The trustees discussed the memorial again at their meeting on 24 February, and the chairman wrote to me following that meeting. He informed me that the trustees felt enormous sympathy for the families of victims of this natural world disaster, and remained keen to host the memorial if that was at all possible. He said that, on reflection, the trustees no longer thought that it would be possible to find an appropriate outdoor site for the memorial within the museum grounds, for reasons that I have already outlined. They suggested an alternative: a permanent indoor exhibition on the tsunami, with an associated memorial to those who lost their lives.
I should make it clear that that suggestion was only made at the beginning of March, and is still very much on the front burner. I am aware, however, that it is not what some of the families had originally wanted. We are therefore holding discussions with Tsunami Support UK in an attempt to establish whether the proposal is acceptable to those families. A number of concerns have been expressed about whether the exhibition would take precedence over the plaque or the memorial element.
The fact that the museum does not open on Boxing day remains an issue. I have spoken to Oliver Stocken, who has assured me that if we went ahead with a memorial in the museum, arrangements could be made for the families to visit the memorial on 26 December. However, that would have to be the subject of further discussion, and also to an indication of the number of families who might want to make such a visit.
My officials in the humanitarian assistance unit are hosting the annual general meeting of Tsunami Support UK on Saturday, 4 April. I confirmed this afternoon that a representative of the museum would attend the meeting. It will give the families an opportunity to discuss the new proposal fully, and to raise any further concerns that they may have. Obviously I cannot make any final commitments until after that meeting, which will provide an opportunity for a proper exchange between the families and their representatives and representatives of the museum. I assure the hon. Gentleman and the House that once we have clearly established the
position of the families, we will press on with our discussions with the Natural History museum to ensure that the issue is brought to a satisfactory resolution as quickly as possible.
I can confirm that the Government have committed £500,000 for the memorial, and that we have undertaken to meet any ongoing maintenance costs that the museum may incur. Let me also stress my personal commitment to doing all that I can to resolve these issues to the satisfaction of the families, and to ensure that a fitting memorial is developed that reflects the aspirations and wishes of all those affected by this terrible tragedy. Because of the hon. Gentlemans interest, I will of course ensure that he is kept informed so that he, in turn, can keep his constituents and their families involved.

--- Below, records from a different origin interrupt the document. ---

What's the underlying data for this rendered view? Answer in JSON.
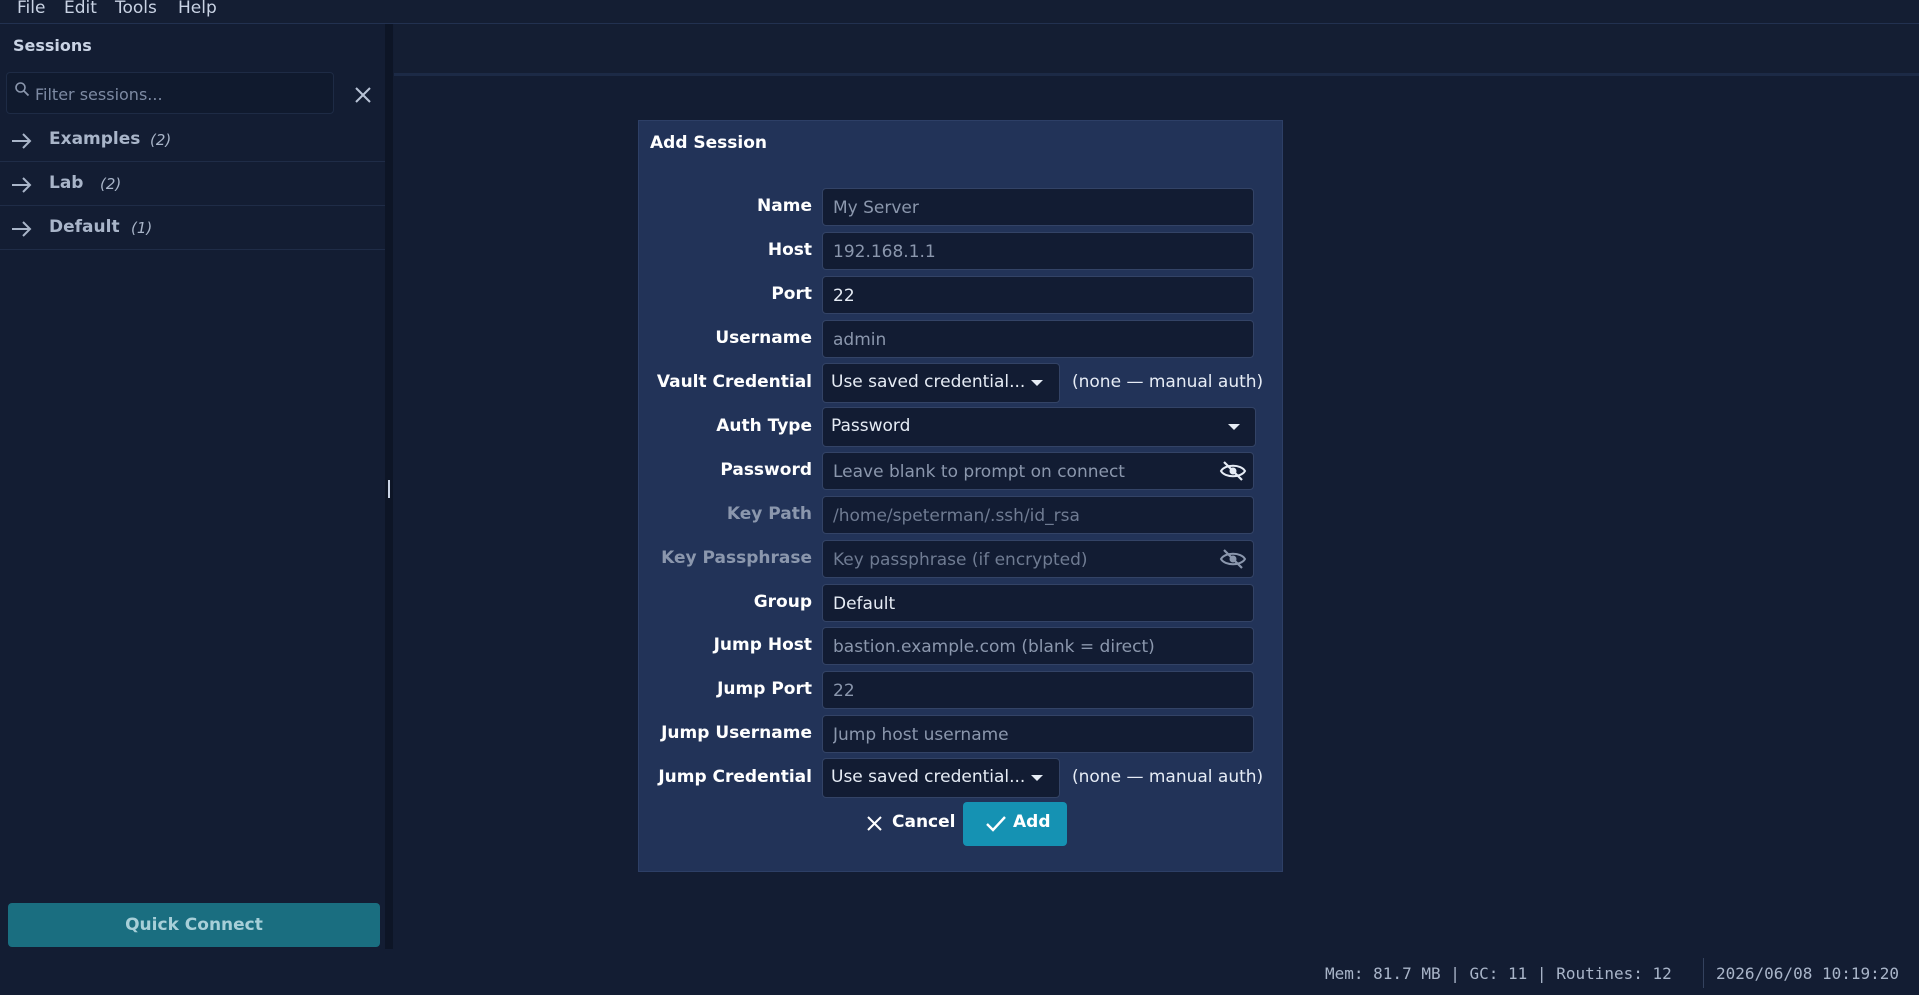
{
  "menu": [
    "File",
    "Edit",
    "Tools",
    "Help"
  ],
  "sidebar": {
    "title": "Sessions",
    "search_placeholder": "Filter sessions...",
    "groups": [
      {
        "label": "Examples",
        "count": "(2)"
      },
      {
        "label": "Lab",
        "count": "(2)"
      },
      {
        "label": "Default",
        "count": "(1)"
      }
    ],
    "quick_connect": "Quick Connect"
  },
  "dialog": {
    "title": "Add Session",
    "fields": {
      "name": {
        "label": "Name",
        "placeholder": "My Server",
        "value": ""
      },
      "host": {
        "label": "Host",
        "placeholder": "192.168.1.1",
        "value": ""
      },
      "port": {
        "label": "Port",
        "value": "22"
      },
      "username": {
        "label": "Username",
        "placeholder": "admin",
        "value": ""
      },
      "vault_credential": {
        "label": "Vault Credential",
        "selected": "Use saved credential...",
        "note": "(none — manual auth)"
      },
      "auth_type": {
        "label": "Auth Type",
        "selected": "Password"
      },
      "password": {
        "label": "Password",
        "placeholder": "Leave blank to prompt on connect",
        "value": ""
      },
      "key_path": {
        "label": "Key Path",
        "placeholder": "/home/speterman/.ssh/id_rsa",
        "value": ""
      },
      "key_passphrase": {
        "label": "Key Passphrase",
        "placeholder": "Key passphrase (if encrypted)",
        "value": ""
      },
      "group": {
        "label": "Group",
        "value": "Default"
      },
      "jump_host": {
        "label": "Jump Host",
        "placeholder": "bastion.example.com (blank = direct)",
        "value": ""
      },
      "jump_port": {
        "label": "Jump Port",
        "placeholder": "22",
        "value": ""
      },
      "jump_username": {
        "label": "Jump Username",
        "placeholder": "Jump host username",
        "value": ""
      },
      "jump_credential": {
        "label": "Jump Credential",
        "selected": "Use saved credential...",
        "note": "(none — manual auth)"
      }
    },
    "cancel_label": "Cancel",
    "add_label": "Add"
  },
  "status": {
    "metrics": "Mem: 81.7 MB | GC: 11 | Routines: 12",
    "datetime": "2026/06/08 10:19:20"
  },
  "colors": {
    "background": "#131d33",
    "dialog": "#223358",
    "accent": "#1592b3",
    "quick_connect": "#1a6e80"
  }
}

I have always indicated my willingness to meet the families and their representatives, and, as I have made clear, my officials are in close discussion with them about the details of this matter. However, the overriding principle is the desirability of reaching a conclusion that gives the families a sense of solace and reconciliation, and a place for quiet contemplation and remembrance where they can go and, in some way, find the souls of the relatives who were so cruelly taken from them.